I have received so much kindness and love from strangers.  I still wish I could find each and every one to thank them and let them know what that meant to me and my sons.  Even if I can’t find each and every one what I can do is pay it forward.  I have a dream to help someone I have’t even met yet.

Then this last year my mother was diagnosed with a rare Hodgkins Lymphona.  She will be receiving a bone marrow transplant in about a month.  The devastation that brings is unspeakable.  I made her a painting to remind her of her favourite daily walking place.  When she’s too ill to walk she can have the soothing colours of the lily pads and water.

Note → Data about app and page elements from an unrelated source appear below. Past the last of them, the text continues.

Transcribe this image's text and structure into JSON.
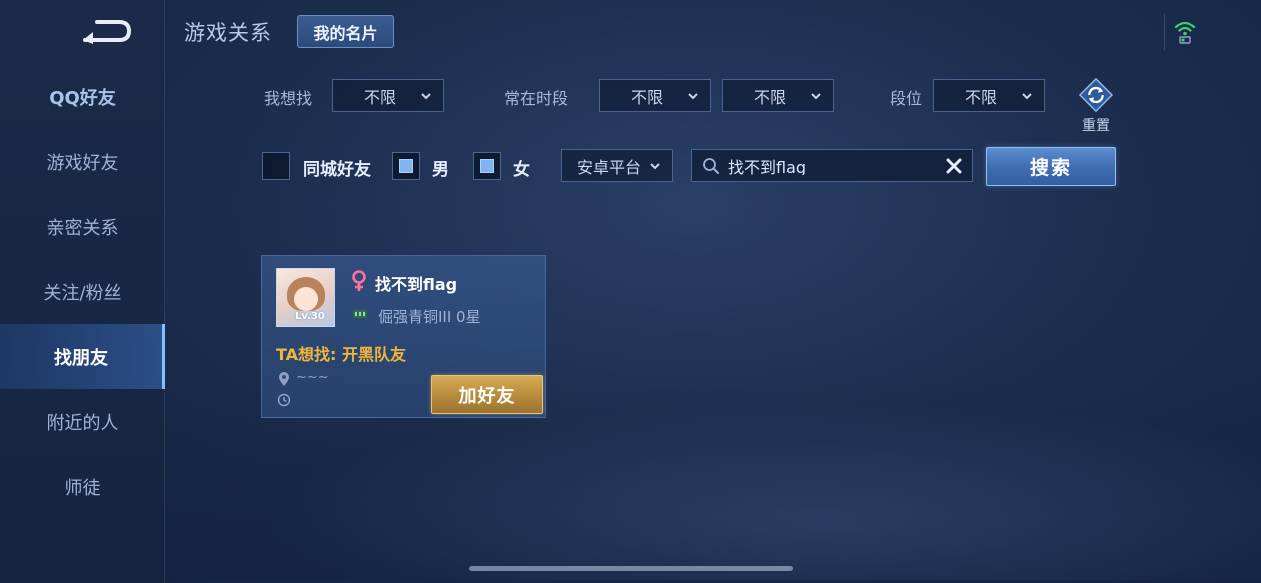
{
  "sidebar": {
    "items": [
      {
        "label": "QQ好友"
      },
      {
        "label": "游戏好友"
      },
      {
        "label": "亲密关系"
      },
      {
        "label": "关注/粉丝"
      },
      {
        "label": "找朋友"
      },
      {
        "label": "附近的人"
      },
      {
        "label": "师徒"
      }
    ],
    "active_index": 4
  },
  "header": {
    "title": "游戏关系",
    "card_tab": "我的名片"
  },
  "filters": {
    "looking_for_label": "我想找",
    "looking_for_value": "不限",
    "online_time_label": "常在时段",
    "online_time_value_1": "不限",
    "online_time_value_2": "不限",
    "rank_label": "段位",
    "rank_value": "不限",
    "reset_label": "重置",
    "same_city_label": "同城好友",
    "male_label": "男",
    "female_label": "女",
    "platform_value": "安卓平台",
    "search_value": "找不到flag",
    "search_button": "搜索"
  },
  "result": {
    "name": "找不到flag",
    "avatar_level": "Lv.30",
    "rank": "倔强青铜III 0星",
    "looking_for": "TA想找: 开黑队友",
    "location": "~~~",
    "add_button": "加好友"
  },
  "colors": {
    "accent_gold": "#f0b63a",
    "search_blue": "#3f6eb3",
    "add_gold": "#b78a3b"
  }
}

This prompted a committed and generous friend to suggest we make cards with the image as a fundraiser.   Between the two of us and a lot of hard work we’ve produced the card!  All (yes %100) of the proceeds will go to a scholarship fund to help someone who may not have had the chance to go to school.   This is something I’m extremely passionate about. Education can mean the difference in someone’s life.  It enriches our minds and souls as well as helps us with employment or changing careers if we are unable to continue our previous ones.

If you bought a card thank you.  If you would like to help out with this cause please send me a message.  Neighbour helping neighbour, hand helping hand.  We can do this.


Naming My Mother’s Painting

Hey there!

My blog has been quiet because there’s been so much going on.  Life can change in an instant.  I wanted to direct you to a little project I’ve posted on my Facebook page.

My water lily image will become a legacy to raise money for people with cancer.  I’d like to honour my mother by naming the painting after her.  I’d love some ideas on what I should call it.  Please go to my Facebook page to leave your suggestions.  Please share the page if you feel so inclined.


Hello & Welcome!


Hey ho and hello!

Welcome to my new space where I’ll be sharing my creative impulses and art projects.

In my view art can’t be subtracted from experience.   These days it can be too easy to walk blindly through life.   Our daily experiences, good and bad, enrich our lives in more ways than we can comprehend.  I make it a point to try and wake up, see the beauty around me and feel whatever there is to feel.  This visceral interplay is what fuels my work.

Please join me as I wander and lets see what we can see.